I am sorry to read about your unfortunate events. In short, it is impossible for anyone to let you know if you pre-qualify for HAMP. Your loan may very well have been sold to an investor who is a non-HAMP participant and thus does not have to abide by its guidelines. Generally speaking, HAMP wants to see that a borrower's mortgage payment (principal, interest, taxes and insurance) exceeds 31% of the borrower's gross monthly income. Furthermore, a borrower cannot show a deficit whereby one's expenses exceeds one's net income. There are other criteria, but these are important to know. I have seen many borrowers get their loans modified, however, who should not have, and many borrowers be denied who should have been approved. Remember, you are dealing with banks that by and large do not care about borrowers -- some of which have been ordered to return money to the U.S. Treasury Department that it accepted as an incentive to modify loans. Wells Fargo, I'm looking at you, pal.

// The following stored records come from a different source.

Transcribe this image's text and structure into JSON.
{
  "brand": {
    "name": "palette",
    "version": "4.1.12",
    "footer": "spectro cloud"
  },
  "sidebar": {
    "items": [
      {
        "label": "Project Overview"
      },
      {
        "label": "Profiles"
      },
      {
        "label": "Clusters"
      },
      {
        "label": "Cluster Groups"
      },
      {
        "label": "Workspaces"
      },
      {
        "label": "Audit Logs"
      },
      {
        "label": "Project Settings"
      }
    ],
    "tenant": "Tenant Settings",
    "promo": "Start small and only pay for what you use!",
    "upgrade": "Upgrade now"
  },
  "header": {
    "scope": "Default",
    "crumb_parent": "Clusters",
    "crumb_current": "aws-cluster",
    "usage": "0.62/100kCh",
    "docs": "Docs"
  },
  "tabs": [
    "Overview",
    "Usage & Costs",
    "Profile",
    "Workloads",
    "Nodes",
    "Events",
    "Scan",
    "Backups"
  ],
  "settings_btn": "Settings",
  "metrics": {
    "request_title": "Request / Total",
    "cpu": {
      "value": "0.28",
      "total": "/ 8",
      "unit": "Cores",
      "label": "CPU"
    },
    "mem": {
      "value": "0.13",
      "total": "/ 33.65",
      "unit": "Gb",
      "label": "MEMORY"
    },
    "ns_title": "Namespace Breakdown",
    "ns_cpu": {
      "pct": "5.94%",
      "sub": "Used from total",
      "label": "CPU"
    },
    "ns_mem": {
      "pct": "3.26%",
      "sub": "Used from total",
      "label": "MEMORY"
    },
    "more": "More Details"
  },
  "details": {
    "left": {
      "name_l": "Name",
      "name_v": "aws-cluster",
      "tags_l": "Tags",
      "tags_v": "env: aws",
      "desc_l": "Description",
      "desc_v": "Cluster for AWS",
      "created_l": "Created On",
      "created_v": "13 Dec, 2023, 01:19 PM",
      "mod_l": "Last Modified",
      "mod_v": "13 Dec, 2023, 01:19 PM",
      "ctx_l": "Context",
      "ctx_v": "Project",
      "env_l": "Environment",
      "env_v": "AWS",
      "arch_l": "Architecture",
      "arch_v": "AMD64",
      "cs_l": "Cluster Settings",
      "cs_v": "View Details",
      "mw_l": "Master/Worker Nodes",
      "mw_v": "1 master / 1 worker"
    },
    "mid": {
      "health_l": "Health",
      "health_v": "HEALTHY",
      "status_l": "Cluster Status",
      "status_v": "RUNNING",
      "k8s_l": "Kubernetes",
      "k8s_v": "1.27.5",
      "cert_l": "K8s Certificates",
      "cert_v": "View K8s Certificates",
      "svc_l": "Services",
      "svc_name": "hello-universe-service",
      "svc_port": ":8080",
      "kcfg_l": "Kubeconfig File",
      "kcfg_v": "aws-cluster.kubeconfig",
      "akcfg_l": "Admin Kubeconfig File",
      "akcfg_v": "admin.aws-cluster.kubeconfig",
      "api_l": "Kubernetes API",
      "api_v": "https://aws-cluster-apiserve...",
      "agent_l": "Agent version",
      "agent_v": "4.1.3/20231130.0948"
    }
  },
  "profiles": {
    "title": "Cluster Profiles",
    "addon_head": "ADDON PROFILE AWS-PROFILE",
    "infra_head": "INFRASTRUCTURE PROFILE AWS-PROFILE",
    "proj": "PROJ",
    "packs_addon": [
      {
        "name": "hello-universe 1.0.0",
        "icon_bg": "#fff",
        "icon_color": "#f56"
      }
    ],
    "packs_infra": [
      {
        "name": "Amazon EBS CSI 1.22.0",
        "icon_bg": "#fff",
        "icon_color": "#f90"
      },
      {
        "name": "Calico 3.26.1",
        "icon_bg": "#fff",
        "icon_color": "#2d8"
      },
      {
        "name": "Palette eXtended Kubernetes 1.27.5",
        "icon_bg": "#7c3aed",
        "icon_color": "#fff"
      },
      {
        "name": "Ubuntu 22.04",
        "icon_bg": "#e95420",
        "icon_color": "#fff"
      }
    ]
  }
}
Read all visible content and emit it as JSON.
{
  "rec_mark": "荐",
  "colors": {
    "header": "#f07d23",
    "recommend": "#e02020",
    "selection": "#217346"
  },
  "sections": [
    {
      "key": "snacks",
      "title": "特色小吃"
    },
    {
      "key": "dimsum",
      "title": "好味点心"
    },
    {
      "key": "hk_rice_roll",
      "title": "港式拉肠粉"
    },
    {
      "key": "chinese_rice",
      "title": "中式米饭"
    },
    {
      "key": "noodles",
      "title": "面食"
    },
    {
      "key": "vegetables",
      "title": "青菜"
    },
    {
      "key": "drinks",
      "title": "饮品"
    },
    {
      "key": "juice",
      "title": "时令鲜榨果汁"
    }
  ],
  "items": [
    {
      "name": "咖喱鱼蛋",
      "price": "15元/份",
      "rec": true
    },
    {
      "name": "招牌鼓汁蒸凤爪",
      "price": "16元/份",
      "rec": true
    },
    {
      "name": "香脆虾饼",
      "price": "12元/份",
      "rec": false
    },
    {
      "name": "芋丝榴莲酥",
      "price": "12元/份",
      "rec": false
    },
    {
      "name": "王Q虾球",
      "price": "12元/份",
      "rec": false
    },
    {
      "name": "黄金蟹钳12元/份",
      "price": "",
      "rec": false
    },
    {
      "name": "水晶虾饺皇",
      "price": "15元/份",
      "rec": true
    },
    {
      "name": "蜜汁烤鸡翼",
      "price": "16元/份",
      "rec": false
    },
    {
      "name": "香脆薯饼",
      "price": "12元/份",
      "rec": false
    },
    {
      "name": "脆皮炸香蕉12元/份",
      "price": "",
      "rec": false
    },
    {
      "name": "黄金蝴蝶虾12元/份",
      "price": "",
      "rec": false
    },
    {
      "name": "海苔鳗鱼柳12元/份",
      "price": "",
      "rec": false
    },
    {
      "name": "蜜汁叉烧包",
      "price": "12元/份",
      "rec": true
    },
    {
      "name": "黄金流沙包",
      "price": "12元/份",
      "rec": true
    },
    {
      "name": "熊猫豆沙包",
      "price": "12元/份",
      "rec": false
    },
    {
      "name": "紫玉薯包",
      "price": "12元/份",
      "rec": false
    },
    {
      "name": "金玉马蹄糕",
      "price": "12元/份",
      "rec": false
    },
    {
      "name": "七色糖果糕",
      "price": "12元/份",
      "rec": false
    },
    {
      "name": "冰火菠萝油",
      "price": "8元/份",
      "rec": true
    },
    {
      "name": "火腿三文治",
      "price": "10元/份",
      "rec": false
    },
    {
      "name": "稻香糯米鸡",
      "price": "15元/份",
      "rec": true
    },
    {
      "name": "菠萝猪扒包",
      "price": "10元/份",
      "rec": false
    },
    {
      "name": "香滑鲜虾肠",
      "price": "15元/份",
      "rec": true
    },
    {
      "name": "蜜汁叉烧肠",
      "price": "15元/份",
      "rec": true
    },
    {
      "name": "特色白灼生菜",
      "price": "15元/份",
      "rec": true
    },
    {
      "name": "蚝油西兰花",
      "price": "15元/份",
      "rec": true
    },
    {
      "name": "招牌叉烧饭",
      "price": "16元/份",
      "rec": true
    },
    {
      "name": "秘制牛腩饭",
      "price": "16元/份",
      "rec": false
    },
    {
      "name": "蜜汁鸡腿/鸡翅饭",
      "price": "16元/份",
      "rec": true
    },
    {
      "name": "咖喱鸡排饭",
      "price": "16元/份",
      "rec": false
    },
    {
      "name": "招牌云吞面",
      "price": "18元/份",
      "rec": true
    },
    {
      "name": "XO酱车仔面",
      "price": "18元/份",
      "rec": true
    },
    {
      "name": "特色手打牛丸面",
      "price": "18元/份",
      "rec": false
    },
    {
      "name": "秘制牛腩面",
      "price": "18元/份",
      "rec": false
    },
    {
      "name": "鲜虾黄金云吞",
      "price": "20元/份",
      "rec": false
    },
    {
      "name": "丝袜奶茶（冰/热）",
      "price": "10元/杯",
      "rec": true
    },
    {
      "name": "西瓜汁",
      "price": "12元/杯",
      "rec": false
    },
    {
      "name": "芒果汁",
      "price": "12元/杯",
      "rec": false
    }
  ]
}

Wow. Not a good result on the loan mod, which, ideally, should have resulted in greatly lowered mortgage payment amounts. You should either pin your attorney down or find someone who will advise you as to all your options and their potential consequences. My concern is that if you choose the wrong option you could make yourself ineligible for Medicaid assistance if you should come to need it. Seek the advice of an attorney who is familiar with foreclosure defense options (HAMP, HEMP, etc.) and who is also competent in the area of Medicaid and SSID.
Carol Johnson Law Firm, P.A. : (727) 647-6645 : firstname.lastname@example.org : Wills, Trusts, Real Property, Probate, Special Needs: Information provided here is anecdotal and should not be relied upon or considered legal advice. Every matter is different and answers given here are general in nature and may not reflect current Florida law at the time you are reading this posting. Please contact me if you feel you need additional assistance with your matter.
Both programs have strict guidelines for qualification. If your attorney prequalified you and everything has been submitted it should take between 2 1/2 to 3 months to get the modification. I would request a copy of all the paperwork submitted and make sure all is correct and you meet the program guidelines
Pin down your attorney to get the answers you need or get a consultation with another attorney who can fully discuss your options with you. Many homeowners qualify for a HAMP modification, but the decrease in the monthly payment is often very small, usually ten (10) percent or less. Many lenders/servicers also offer their own "internal" loan modification programs, but it sounds like you have already been down that road. Good luck.